RECORDS TO PROCESS:
____

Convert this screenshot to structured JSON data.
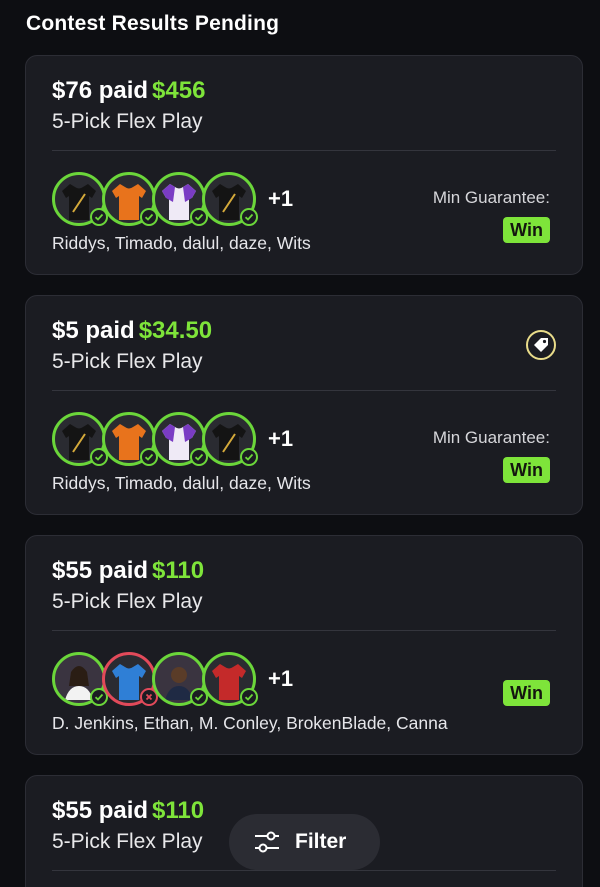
{
  "section_title": "Contest Results Pending",
  "cards": [
    {
      "paid": "$76 paid",
      "payout": "$456",
      "play_type": "5-Pick Flex Play",
      "extra": "+1",
      "names": "Riddys, Timado, dalul, daze, Wits",
      "guarantee_label": "Min Guarantee:",
      "result": "Win",
      "has_promo": false
    },
    {
      "paid": "$5 paid",
      "payout": "$34.50",
      "play_type": "5-Pick Flex Play",
      "extra": "+1",
      "names": "Riddys, Timado, dalul, daze, Wits",
      "guarantee_label": "Min Guarantee:",
      "result": "Win",
      "has_promo": true
    },
    {
      "paid": "$55 paid",
      "payout": "$110",
      "play_type": "5-Pick Flex Play",
      "extra": "+1",
      "names": "D. Jenkins, Ethan, M. Conley, BrokenBlade, Canna",
      "result": "Win",
      "has_promo": false
    },
    {
      "paid": "$55 paid",
      "payout": "$110",
      "play_type": "5-Pick Flex Play"
    }
  ],
  "filter_label": "Filter",
  "icons": [
    "promo-tag-icon",
    "check-icon",
    "x-icon",
    "filter-sliders-icon"
  ],
  "colors": {
    "accent_green": "#7ee43a",
    "loss_red": "#e24a5a",
    "card_bg": "#1b1c22"
  }
}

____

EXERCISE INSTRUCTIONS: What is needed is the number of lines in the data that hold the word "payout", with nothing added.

SOLUTION TO THIS PROBLEM: 4